David Roberts was no archaeologist. But, thanks to his scores of lithographs of the Holy Land, he may have done more to popularize ancient sites in the Near East than anyone else in the 19th century.

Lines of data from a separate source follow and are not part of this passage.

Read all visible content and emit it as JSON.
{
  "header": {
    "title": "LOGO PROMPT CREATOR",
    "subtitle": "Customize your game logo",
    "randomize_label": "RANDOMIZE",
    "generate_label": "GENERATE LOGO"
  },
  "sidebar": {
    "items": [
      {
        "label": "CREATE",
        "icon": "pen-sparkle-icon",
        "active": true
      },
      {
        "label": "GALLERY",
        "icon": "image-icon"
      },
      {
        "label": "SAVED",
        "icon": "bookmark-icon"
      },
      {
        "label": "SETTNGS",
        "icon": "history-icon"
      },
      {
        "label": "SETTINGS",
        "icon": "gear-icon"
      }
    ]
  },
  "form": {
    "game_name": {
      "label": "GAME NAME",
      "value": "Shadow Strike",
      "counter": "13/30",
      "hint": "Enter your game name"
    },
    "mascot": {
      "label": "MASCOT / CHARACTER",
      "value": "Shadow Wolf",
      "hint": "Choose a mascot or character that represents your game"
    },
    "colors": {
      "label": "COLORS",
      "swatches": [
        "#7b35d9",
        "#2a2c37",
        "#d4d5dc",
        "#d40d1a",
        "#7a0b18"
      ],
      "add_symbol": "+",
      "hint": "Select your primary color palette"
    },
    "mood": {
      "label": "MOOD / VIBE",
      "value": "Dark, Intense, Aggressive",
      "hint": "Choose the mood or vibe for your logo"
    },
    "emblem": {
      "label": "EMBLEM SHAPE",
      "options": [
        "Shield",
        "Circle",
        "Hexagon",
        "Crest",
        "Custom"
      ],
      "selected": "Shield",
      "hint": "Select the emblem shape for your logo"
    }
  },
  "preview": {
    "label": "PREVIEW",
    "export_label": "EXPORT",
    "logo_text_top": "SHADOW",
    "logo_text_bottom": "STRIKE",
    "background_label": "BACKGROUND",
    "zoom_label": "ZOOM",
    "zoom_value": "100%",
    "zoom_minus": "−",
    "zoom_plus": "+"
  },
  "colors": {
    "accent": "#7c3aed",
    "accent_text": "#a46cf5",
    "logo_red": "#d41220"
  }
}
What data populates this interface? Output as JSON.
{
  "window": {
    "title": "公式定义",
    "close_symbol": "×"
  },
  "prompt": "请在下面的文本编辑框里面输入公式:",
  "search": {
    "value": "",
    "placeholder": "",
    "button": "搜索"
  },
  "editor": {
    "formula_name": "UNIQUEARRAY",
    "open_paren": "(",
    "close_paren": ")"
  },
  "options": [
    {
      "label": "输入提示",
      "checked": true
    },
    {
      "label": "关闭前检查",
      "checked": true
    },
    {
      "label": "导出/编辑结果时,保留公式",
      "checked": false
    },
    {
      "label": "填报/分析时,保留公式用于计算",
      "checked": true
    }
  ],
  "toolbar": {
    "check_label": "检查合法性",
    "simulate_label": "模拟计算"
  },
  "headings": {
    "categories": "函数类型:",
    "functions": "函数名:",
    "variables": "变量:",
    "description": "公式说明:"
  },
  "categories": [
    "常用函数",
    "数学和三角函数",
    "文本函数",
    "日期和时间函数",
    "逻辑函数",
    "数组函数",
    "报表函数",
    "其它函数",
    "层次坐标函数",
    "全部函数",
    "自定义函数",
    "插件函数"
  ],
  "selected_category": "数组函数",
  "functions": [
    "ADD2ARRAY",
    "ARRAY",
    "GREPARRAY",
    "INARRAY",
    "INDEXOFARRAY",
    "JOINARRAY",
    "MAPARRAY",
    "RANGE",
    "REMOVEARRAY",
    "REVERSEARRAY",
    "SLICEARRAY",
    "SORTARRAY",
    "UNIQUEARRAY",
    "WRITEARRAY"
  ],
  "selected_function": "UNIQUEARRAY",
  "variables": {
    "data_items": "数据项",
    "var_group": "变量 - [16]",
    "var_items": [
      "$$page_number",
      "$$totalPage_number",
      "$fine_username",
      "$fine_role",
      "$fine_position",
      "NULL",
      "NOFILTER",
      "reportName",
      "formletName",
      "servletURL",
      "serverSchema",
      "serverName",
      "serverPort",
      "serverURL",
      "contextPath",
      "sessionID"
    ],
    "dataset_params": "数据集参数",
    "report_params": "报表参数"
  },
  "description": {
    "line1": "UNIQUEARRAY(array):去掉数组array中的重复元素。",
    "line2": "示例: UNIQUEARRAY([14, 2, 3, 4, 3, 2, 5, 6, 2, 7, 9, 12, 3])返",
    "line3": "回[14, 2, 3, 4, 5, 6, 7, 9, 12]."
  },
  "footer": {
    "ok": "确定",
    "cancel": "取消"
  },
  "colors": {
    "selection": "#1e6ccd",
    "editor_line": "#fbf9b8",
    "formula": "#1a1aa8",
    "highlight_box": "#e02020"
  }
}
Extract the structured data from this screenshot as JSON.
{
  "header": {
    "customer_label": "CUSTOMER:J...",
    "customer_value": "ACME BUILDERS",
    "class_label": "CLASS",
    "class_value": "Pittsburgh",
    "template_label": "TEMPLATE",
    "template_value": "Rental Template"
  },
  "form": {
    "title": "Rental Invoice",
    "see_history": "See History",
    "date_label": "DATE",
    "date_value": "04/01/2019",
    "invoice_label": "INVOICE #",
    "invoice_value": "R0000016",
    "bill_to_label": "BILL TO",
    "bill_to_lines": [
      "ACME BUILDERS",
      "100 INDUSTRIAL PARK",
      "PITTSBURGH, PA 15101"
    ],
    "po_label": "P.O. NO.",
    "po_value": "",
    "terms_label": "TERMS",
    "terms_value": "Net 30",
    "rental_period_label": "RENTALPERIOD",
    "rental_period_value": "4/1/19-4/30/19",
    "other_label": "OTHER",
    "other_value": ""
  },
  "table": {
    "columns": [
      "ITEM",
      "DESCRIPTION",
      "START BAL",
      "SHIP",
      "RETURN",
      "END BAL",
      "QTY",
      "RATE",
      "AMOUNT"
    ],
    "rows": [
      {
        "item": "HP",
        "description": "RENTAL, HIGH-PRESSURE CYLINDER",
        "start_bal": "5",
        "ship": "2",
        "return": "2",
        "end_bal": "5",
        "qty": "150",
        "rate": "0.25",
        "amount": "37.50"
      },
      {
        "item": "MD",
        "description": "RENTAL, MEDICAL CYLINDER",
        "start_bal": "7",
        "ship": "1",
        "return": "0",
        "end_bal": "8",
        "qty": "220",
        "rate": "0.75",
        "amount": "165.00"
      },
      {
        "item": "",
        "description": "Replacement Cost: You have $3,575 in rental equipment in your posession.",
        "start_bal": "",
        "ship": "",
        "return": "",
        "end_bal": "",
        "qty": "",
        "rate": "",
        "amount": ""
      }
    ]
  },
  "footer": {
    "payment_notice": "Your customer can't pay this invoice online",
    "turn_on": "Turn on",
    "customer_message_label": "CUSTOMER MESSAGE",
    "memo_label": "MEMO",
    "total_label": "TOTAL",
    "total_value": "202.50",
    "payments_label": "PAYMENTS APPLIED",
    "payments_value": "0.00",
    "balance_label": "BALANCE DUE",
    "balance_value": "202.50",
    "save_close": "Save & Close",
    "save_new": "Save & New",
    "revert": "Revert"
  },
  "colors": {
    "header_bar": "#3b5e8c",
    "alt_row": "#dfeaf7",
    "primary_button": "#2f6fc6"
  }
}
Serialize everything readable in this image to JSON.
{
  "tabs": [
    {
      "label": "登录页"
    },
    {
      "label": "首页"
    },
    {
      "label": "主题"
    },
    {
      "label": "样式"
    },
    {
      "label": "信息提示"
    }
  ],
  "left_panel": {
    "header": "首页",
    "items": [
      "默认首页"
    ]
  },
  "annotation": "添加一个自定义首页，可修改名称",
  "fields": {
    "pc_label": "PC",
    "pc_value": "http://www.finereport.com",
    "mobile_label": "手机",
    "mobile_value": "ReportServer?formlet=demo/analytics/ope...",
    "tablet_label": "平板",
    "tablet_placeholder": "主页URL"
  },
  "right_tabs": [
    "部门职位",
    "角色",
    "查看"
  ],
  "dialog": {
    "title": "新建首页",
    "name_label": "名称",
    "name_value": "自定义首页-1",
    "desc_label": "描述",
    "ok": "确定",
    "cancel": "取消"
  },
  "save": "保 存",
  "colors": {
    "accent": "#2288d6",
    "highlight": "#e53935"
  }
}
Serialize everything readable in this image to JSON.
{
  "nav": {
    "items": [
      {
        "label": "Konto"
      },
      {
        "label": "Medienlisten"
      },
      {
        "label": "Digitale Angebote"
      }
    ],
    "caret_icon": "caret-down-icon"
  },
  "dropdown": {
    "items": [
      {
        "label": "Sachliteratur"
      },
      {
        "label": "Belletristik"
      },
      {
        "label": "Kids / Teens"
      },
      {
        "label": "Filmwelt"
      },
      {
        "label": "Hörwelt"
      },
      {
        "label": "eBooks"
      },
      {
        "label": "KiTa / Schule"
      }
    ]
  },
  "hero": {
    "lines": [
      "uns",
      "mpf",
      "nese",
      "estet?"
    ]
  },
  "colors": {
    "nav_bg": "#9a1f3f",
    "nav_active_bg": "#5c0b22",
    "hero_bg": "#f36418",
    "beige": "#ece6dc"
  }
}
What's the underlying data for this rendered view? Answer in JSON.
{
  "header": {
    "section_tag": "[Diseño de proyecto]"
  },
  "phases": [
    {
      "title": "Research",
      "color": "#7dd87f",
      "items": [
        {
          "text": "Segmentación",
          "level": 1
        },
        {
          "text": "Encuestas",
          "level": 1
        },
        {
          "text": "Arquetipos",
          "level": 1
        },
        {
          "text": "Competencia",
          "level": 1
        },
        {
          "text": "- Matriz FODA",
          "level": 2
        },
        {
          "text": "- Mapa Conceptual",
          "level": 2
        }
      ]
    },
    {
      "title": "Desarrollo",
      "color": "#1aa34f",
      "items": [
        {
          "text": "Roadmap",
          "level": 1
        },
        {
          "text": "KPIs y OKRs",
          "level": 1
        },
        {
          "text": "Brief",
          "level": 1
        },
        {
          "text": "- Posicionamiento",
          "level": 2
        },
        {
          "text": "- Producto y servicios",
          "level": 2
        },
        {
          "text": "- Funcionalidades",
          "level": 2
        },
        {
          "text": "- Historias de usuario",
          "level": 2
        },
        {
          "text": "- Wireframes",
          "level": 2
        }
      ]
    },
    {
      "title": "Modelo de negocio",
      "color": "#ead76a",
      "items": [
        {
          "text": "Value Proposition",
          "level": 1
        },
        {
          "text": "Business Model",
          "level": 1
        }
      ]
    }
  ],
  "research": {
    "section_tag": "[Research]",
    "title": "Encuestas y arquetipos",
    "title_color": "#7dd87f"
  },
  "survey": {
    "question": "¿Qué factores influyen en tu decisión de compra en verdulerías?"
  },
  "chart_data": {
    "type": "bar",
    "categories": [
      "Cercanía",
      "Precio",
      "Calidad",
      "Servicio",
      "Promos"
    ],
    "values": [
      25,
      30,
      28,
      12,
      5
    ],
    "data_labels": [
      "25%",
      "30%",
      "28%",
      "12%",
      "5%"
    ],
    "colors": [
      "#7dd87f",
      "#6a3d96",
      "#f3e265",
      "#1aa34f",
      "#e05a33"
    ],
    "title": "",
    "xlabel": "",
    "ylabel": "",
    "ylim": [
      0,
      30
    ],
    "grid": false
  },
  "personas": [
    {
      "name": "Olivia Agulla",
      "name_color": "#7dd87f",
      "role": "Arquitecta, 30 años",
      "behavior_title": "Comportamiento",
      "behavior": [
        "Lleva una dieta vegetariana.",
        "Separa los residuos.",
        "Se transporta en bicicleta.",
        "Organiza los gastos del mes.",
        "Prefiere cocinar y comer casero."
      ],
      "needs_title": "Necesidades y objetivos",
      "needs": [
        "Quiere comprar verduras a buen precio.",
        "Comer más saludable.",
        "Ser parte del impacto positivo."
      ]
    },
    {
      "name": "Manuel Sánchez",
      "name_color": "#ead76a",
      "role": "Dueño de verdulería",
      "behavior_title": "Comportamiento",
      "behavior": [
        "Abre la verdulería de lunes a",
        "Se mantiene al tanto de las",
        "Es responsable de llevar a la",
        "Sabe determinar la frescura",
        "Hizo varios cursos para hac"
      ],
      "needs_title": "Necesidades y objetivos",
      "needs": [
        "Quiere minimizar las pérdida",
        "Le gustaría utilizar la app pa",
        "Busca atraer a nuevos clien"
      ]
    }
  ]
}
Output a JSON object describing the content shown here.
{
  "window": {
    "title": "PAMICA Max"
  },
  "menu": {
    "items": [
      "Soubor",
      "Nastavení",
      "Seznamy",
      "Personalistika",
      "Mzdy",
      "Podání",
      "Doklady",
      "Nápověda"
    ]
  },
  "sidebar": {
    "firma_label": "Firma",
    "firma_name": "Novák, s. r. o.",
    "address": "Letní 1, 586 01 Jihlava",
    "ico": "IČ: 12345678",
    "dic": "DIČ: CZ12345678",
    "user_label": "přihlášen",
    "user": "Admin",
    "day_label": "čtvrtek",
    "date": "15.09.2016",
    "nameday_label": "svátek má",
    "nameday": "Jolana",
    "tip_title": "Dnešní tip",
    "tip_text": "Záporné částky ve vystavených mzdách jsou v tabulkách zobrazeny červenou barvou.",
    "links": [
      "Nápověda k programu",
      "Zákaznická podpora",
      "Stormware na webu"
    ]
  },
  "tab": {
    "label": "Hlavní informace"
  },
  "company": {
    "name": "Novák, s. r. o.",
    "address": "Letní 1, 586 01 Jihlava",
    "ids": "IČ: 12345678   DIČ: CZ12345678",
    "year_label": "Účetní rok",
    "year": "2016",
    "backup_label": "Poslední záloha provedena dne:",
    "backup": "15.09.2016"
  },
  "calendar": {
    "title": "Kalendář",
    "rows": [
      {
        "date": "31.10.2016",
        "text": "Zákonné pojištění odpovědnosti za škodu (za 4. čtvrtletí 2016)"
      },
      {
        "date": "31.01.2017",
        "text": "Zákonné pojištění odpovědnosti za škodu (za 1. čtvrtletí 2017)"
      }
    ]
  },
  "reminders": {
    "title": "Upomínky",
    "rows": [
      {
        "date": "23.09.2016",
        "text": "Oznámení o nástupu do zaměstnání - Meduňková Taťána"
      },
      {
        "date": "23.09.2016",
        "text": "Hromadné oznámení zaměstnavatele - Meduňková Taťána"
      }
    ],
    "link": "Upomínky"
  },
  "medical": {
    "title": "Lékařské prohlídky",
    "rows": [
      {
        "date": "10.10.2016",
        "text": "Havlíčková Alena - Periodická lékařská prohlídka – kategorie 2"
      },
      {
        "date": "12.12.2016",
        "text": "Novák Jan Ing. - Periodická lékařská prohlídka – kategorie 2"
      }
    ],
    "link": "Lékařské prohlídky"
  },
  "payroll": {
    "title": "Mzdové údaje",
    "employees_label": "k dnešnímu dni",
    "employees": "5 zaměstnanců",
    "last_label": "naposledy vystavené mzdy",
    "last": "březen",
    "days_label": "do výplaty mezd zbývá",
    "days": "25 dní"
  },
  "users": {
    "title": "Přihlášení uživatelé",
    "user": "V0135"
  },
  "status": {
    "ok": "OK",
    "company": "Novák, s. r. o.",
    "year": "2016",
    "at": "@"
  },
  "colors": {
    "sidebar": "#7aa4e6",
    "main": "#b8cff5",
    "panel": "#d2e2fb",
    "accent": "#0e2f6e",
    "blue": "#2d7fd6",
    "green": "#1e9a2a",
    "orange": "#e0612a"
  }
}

Roberts was an artist who lived before archaeology became a scholarly endeavor. He was born on October 24, 1796, in Stockbridge, Scotland, near Edinburgh. His father was a poor cobbler who encouraged his son’s talent early on: When David saw circus posters around Stockbridge, he took red chalk and drew lines of animals and circus figures all along the walls of the Roberts kitchen. After that, his only real training was as an apprentice to Gavin Beugo, a local decorator and house painter. At age 19, Roberts became an assistant set designer in a small theater in Edinburgh. By 1821, Roberts had worked his way up to the Drury Lane Theatre in London. All the while, Roberts had been sketching every castle, ruin, and scenic vista he saw. His first oil painting was shown at the British Institution in 1824, and his “View of the Cathedral of Rouen” was exhibited at the Royal Academy shortly thereafter.